Search the entries below for the string "Source" and copy the lines that hold it.

_EXTRACTED INFORMATION_.
==============================

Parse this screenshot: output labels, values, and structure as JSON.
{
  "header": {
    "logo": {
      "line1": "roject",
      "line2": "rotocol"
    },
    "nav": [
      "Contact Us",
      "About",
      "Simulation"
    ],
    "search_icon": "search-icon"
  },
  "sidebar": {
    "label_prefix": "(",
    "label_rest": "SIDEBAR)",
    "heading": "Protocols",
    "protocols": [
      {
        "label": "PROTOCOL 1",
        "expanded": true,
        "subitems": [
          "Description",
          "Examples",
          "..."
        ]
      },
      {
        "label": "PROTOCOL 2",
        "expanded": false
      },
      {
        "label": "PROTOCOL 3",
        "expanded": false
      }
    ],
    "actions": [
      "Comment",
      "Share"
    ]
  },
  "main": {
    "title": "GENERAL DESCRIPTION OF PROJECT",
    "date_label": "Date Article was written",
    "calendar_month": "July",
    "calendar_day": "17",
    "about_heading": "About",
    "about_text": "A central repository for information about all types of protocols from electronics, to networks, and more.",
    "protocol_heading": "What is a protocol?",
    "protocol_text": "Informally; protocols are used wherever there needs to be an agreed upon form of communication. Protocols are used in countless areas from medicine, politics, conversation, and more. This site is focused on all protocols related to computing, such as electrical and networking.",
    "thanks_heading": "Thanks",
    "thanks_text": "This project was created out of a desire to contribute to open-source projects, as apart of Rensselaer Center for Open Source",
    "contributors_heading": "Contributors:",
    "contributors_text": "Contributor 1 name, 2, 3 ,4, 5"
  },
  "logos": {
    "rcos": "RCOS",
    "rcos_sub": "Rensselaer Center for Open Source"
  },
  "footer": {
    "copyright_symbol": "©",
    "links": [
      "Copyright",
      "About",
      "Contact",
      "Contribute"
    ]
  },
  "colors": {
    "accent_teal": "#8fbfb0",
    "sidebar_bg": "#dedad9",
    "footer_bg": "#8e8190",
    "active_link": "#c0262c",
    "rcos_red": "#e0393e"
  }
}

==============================

_RESPONSE_.
    "thanks_text": "This project was created out of a desire to contribute to open-source projects, as apart of Rensselaer Center for Open Source",
    "rcos_sub": "Rensselaer Center for Open Source"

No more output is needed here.